Remember the Ramcharger? Neither do we, with the help of the Dodge Durango. Based on the Dakota platform, the Durango is Dodge's best-ever attack on the booming sport-utility segment. And from the looks of things, the Dodge boys have done their homework. Though 80 percent of its parts are shared, the Durango's frame is actually three times stiffer than its Dakota sibling.

Competing directly with the sales king Ford Explorer is no easy task. But the Durango can seat up to eight passengers, which is one set of triplets more than the Explorer. It can tow up to 7,300 lbs., which is a full ton more than the Explorer. The Durango has a minimum of 7.9 inches of ground clearance, and feels plenty capable off the pavement. With the rear seats folded, it can swallow up to 88 cubic feet of cargo. Big, strong, and utilitarian; sounds like a winning formula.

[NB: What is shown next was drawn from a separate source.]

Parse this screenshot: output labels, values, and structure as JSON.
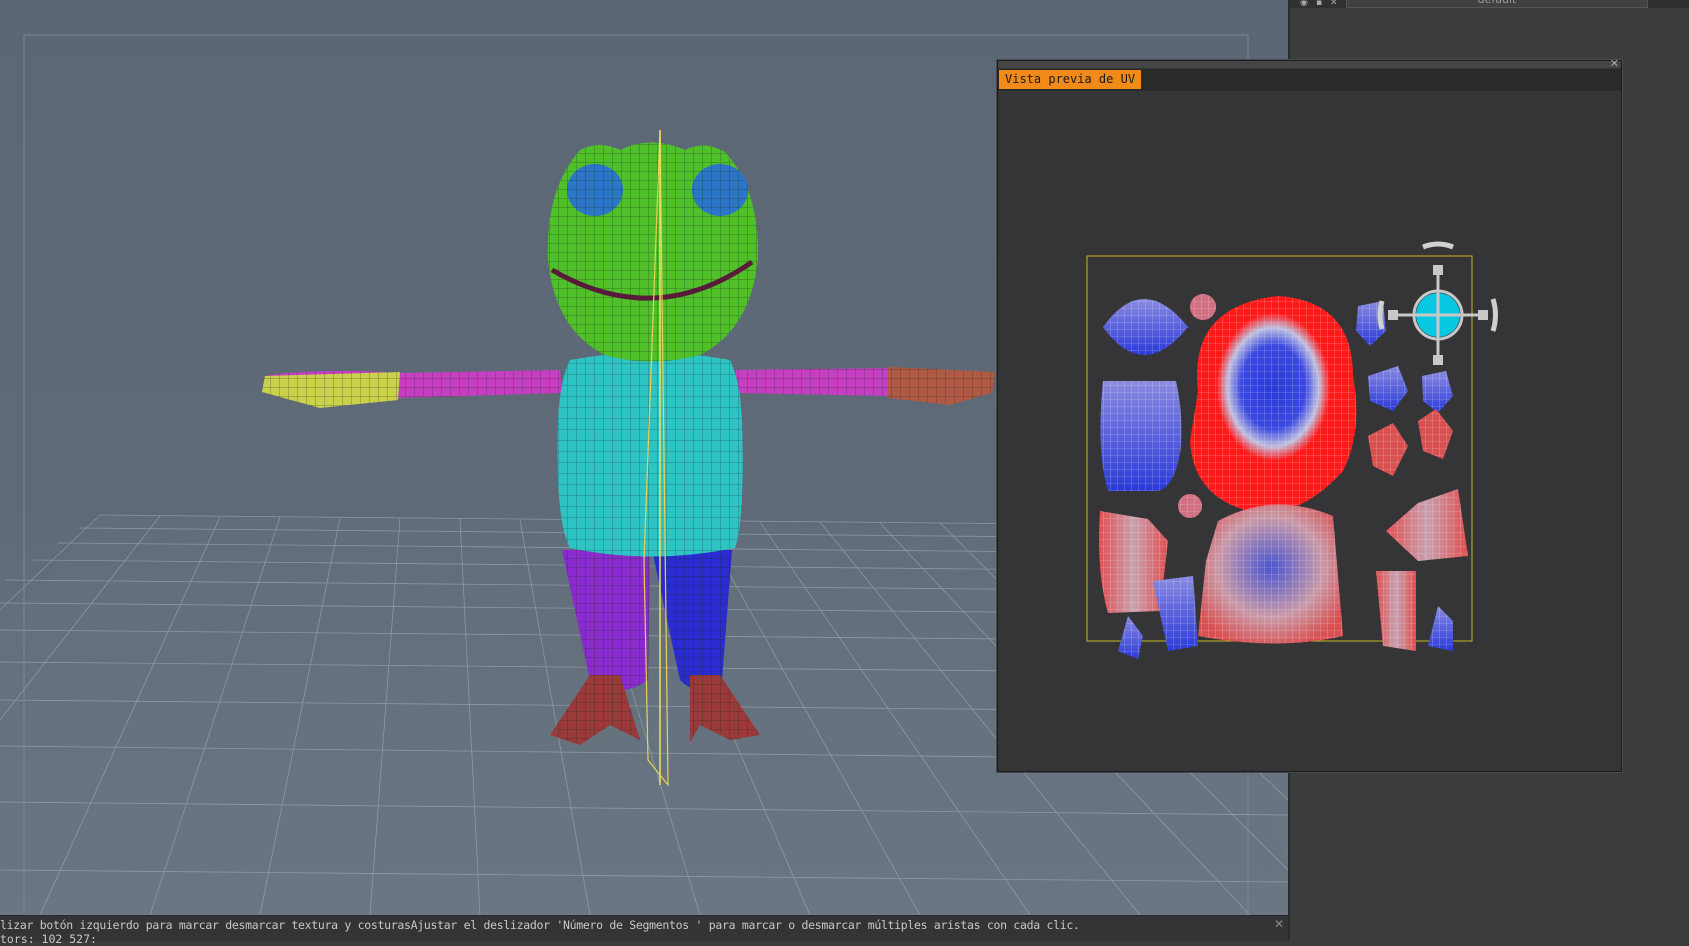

The Durango is larger than anything else in its class, which explains the expansive interior. Yet it's noticeably smaller than the Chevrolet Tahoe or Ford Expedition giants, so we can't call it full-sized. But the niche is filled. Need more room than an Explorer, Blazer or Cherokee? Don't want to fork over the price of an Expedition? Take a good look at the Dodge Durango -- it's the only option.

There are now three engines to choose from: a 3.9-liter V6 with 175 horsepower and 225 foot-pounds of torque, a 5.2-liter V8 with 230 horsepower and 300 foot-pounds of torque, and a massive 5.9-liter V8 with 245 horsepower and 335 foot-pounds of torque. The massive engine is our favorite, but fuel conservation is not one of that motor's strong points. For the environmentally concerned, go with the 5.2-liter V8. It's not as thirsty, and performance doesn't lag far behind anything else in this class.

A two-wheel drive model is available for 1999, meaning that even more buyers are likely to defect from the competition's ranks. With fresh new styling, superior versatility, and an attractive base price, the newest Dodge makes a statement all its own. It says, "Buy me."

Edmunds expert review process

This review was written by a member of Edmunds' editorial team of expert car reviewers. Our team drives every car you can buy. We put the vehicles through rigorous testing, evaluating how they drive and comparing them in detail to their competitors.

We're also regular people like you, so we pay attention to all the different ways people use their cars every day. We want to know if there's enough room for our families and our weekend gear and whether or not our favorite drink fits in the cupholder. Our editors want to help you make the best decision on a car that fits your life.